Surprisingly few films have been produced about the life of Martin Luther King, one of the towering figures of the 20th Century. A handful of documentaries including the Sidney Lumet and Joseph L Mankiewicz’s 1970 King a Filmed Record…Montgomery to Memphis and a 6 hour television biopic, made in 1978 starring Paul Winfield are the celluloid documents to the Nobel Peace Prize winner. Perhaps his enormous profound influence has intimidated filmmakers. However in 2014 an African American female director known largely for her TV work and documentaries has bravely tackled this complex man.
Ava Duvernay shrewdly focuses on a slice in the civil rights history of MLK and not the totality of his remarkable life. She has cast two English actors in the leads as King and his wife Coretta. David Oyelowo and Carmen Ejogo are extraordinary in recreating the private and public lives of these historical figures. Oyelowo (The Butler/The Paperboy) captures King’s essence, beautifully delivering the poetic speeches whilst capturing the simple flawed humanity of the man. Like Kennedy, King’s sexual proclivities were legendary and Selma does not shy away from presenting the impact King’s infidelity has on his long suffering wife. These moments capture the man behind the legend.
Duvernay’s film opens on the enigmatic MLK receiving the Nobel Peace Prize, however it is not the ceremony that DuVernay focuses her lens on, it is the intimacy of the moment prior. Coretta and Martin share a moment, over the wearing of a neck tie to the ceremony. King is uncomfortable with the celebrity of the award, then suddenly an innocent joyous moment is cruelly interrupted by the awful violence of racism. So triggers the trip to Selma to fight for the right to vote, the three marches across Edmund Pettus bridge, the last ending at Montgomery. The archive footage of the march from Selma to Montgomery to the music of Fink “yesterday was hard on all of us” sends tingles down your spine.

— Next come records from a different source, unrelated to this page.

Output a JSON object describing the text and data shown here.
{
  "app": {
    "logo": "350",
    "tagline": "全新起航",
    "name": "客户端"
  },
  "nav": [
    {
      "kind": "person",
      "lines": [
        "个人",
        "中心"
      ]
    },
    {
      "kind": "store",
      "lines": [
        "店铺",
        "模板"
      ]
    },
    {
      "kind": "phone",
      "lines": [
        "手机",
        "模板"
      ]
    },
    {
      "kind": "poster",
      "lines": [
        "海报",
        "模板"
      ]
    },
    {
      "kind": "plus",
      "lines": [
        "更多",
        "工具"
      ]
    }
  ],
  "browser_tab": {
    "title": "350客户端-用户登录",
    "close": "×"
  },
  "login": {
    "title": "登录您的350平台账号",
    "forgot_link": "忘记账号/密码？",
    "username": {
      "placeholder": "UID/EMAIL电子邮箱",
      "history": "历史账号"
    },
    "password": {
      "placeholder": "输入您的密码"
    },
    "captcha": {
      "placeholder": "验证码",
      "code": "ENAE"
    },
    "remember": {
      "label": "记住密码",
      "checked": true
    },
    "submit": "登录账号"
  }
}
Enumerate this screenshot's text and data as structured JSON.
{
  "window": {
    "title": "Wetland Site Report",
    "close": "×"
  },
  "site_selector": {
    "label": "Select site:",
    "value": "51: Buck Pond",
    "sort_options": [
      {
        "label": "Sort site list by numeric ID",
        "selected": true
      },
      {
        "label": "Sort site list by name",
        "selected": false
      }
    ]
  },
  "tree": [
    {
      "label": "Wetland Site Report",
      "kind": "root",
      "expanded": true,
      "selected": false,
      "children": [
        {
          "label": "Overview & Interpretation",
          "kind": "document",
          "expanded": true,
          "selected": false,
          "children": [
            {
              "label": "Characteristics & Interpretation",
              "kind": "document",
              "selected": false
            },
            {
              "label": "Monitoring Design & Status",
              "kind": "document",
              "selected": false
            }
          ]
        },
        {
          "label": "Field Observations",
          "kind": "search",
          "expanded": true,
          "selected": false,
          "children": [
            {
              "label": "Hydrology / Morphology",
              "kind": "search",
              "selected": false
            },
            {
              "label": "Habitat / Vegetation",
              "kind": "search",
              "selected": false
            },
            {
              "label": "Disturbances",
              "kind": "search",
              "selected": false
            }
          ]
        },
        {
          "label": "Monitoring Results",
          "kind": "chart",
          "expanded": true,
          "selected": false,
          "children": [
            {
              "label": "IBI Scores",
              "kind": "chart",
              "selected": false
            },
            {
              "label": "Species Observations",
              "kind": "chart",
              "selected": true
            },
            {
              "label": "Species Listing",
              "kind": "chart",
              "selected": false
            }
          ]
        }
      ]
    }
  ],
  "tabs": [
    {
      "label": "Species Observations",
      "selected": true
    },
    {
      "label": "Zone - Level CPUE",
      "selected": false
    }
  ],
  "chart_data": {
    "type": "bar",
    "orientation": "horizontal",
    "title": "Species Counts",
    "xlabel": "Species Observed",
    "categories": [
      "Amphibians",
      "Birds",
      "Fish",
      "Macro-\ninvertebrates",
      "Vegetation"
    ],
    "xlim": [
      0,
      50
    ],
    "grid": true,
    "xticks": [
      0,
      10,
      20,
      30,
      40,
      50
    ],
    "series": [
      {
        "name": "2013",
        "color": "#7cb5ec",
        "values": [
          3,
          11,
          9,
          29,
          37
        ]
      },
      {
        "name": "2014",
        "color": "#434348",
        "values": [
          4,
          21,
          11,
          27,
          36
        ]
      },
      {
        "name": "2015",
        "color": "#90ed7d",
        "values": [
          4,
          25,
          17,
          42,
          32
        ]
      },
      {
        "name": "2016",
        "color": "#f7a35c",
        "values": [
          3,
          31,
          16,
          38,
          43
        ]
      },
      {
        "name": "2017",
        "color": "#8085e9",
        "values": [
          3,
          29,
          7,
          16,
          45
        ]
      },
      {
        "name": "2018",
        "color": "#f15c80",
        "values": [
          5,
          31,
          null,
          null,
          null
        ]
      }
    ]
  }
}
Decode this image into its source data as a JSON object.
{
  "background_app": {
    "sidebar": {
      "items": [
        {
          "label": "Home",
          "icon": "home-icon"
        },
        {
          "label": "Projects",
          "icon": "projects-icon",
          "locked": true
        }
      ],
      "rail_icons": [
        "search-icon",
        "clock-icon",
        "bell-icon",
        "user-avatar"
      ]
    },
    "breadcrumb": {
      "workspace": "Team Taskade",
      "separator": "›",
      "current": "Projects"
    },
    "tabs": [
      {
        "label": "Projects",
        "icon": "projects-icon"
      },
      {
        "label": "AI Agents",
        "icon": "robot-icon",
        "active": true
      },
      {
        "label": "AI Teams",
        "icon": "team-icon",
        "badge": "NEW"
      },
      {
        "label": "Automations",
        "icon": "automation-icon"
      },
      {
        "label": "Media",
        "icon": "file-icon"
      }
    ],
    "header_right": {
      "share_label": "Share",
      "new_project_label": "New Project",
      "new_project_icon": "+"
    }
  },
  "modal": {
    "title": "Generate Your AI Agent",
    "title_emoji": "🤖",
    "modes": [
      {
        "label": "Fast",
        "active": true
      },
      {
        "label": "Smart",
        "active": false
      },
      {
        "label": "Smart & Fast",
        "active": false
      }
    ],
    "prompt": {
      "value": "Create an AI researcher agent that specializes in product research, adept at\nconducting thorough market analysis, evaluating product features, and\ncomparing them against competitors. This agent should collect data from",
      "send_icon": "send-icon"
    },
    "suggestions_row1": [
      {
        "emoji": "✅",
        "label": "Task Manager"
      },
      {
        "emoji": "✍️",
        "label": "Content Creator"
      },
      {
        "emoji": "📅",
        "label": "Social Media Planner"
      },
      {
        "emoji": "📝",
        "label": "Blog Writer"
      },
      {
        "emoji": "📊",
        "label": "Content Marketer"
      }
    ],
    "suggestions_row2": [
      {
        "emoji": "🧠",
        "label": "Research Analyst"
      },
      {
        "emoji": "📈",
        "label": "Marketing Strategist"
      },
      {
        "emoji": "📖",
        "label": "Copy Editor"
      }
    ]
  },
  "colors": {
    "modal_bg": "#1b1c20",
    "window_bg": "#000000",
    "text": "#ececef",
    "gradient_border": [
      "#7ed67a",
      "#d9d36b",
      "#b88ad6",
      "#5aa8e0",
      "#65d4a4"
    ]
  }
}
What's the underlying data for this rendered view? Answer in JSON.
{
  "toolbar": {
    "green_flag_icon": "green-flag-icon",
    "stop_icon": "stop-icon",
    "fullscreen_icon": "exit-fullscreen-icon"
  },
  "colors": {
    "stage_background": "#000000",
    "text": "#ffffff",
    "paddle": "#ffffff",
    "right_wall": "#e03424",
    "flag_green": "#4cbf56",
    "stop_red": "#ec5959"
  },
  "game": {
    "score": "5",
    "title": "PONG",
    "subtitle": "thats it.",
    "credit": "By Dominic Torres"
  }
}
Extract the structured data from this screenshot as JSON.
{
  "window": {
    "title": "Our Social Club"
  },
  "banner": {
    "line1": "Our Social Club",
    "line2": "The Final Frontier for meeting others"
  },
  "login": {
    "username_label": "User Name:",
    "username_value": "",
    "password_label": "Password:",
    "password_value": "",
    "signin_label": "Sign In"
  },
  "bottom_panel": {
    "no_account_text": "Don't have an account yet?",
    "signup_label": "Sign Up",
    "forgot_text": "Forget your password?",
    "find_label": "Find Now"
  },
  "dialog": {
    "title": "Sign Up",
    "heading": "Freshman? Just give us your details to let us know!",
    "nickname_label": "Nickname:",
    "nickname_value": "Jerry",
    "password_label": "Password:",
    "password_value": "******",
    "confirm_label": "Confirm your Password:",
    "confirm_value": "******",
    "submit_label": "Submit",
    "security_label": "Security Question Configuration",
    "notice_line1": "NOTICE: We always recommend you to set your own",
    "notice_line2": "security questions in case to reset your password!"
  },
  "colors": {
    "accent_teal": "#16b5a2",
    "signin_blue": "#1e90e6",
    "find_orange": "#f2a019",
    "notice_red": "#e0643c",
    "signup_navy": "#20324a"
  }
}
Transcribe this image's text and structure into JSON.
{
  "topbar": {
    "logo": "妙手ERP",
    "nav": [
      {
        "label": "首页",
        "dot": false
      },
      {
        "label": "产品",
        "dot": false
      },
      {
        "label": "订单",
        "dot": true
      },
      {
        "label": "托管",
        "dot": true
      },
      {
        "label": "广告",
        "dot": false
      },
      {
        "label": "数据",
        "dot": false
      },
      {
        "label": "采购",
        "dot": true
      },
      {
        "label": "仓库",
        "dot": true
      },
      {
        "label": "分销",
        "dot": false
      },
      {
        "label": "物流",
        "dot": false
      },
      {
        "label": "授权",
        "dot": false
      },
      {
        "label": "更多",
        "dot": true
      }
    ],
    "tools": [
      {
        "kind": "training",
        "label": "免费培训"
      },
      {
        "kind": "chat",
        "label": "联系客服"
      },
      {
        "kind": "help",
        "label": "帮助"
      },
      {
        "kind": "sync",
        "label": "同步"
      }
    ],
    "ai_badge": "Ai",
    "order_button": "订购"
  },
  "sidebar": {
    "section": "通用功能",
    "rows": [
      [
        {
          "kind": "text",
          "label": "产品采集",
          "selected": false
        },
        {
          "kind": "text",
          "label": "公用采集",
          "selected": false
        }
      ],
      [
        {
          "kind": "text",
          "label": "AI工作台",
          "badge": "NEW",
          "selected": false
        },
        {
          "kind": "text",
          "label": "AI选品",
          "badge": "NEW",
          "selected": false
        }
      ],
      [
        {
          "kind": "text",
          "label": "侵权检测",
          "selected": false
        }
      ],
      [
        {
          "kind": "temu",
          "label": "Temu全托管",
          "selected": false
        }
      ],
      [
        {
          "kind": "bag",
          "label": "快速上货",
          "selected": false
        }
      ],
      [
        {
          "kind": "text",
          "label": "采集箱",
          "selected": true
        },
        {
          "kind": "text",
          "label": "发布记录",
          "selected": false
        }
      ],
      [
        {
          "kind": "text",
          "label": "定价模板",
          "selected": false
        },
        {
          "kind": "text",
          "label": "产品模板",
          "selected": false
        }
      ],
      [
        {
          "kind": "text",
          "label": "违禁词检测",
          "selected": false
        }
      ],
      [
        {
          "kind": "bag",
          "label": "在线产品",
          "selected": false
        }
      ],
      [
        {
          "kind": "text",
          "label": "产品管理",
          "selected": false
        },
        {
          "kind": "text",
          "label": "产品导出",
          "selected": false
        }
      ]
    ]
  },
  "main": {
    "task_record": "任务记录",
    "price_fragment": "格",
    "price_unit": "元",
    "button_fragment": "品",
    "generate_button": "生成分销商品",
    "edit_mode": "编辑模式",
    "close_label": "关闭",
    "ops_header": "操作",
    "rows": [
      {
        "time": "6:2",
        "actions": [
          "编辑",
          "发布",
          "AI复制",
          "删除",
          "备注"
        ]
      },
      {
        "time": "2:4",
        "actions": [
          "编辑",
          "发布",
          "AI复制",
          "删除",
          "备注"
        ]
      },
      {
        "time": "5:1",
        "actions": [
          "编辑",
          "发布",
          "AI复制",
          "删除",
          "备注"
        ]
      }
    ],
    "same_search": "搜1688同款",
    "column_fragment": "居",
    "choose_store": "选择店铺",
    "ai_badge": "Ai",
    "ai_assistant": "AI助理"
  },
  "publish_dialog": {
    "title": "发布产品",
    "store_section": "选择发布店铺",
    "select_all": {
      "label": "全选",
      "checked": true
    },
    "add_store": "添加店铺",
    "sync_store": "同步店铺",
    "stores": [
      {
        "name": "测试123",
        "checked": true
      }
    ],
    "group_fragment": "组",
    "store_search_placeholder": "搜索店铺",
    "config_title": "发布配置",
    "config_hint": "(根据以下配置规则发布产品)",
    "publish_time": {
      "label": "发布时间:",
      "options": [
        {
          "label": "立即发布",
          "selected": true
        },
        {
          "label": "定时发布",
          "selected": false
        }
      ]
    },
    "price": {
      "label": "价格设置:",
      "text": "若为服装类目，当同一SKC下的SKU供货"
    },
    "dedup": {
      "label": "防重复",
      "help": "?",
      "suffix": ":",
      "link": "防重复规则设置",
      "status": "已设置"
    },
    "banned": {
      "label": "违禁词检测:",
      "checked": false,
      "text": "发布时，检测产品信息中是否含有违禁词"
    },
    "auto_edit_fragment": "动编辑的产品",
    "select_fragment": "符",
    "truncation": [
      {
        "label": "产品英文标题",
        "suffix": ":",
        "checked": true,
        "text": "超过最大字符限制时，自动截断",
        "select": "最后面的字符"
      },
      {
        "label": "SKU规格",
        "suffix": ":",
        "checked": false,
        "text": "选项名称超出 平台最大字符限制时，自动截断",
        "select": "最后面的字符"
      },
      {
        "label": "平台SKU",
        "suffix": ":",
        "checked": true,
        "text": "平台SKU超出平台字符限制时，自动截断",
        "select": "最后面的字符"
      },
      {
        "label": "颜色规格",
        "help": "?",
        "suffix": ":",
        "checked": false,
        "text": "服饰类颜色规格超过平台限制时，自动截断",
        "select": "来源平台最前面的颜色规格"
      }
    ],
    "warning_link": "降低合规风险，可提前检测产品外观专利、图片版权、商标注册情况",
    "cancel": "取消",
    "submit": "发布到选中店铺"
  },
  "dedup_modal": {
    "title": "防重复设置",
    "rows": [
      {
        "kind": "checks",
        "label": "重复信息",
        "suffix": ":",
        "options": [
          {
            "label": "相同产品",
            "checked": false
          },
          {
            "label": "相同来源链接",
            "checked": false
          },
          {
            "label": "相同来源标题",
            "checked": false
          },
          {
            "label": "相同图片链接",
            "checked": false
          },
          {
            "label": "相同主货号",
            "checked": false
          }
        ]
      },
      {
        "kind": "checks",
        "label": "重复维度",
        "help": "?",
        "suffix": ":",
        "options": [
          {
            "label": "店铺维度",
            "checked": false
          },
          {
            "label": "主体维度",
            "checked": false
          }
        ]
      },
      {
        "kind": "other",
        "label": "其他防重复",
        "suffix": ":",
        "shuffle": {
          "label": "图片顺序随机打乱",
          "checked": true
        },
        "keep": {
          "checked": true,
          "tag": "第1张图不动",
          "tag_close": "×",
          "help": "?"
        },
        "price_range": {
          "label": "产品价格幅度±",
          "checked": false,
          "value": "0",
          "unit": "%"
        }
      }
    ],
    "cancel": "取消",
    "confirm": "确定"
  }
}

The end result of the protest and violence resulted in the voting rights act of 1965 signed by Lyndon Johnson.
In a difficult year for race relations in the United States, the arrival of this excellent film is a pertinent reminder of how one man shifted the national conversation and delivered profound change for his people.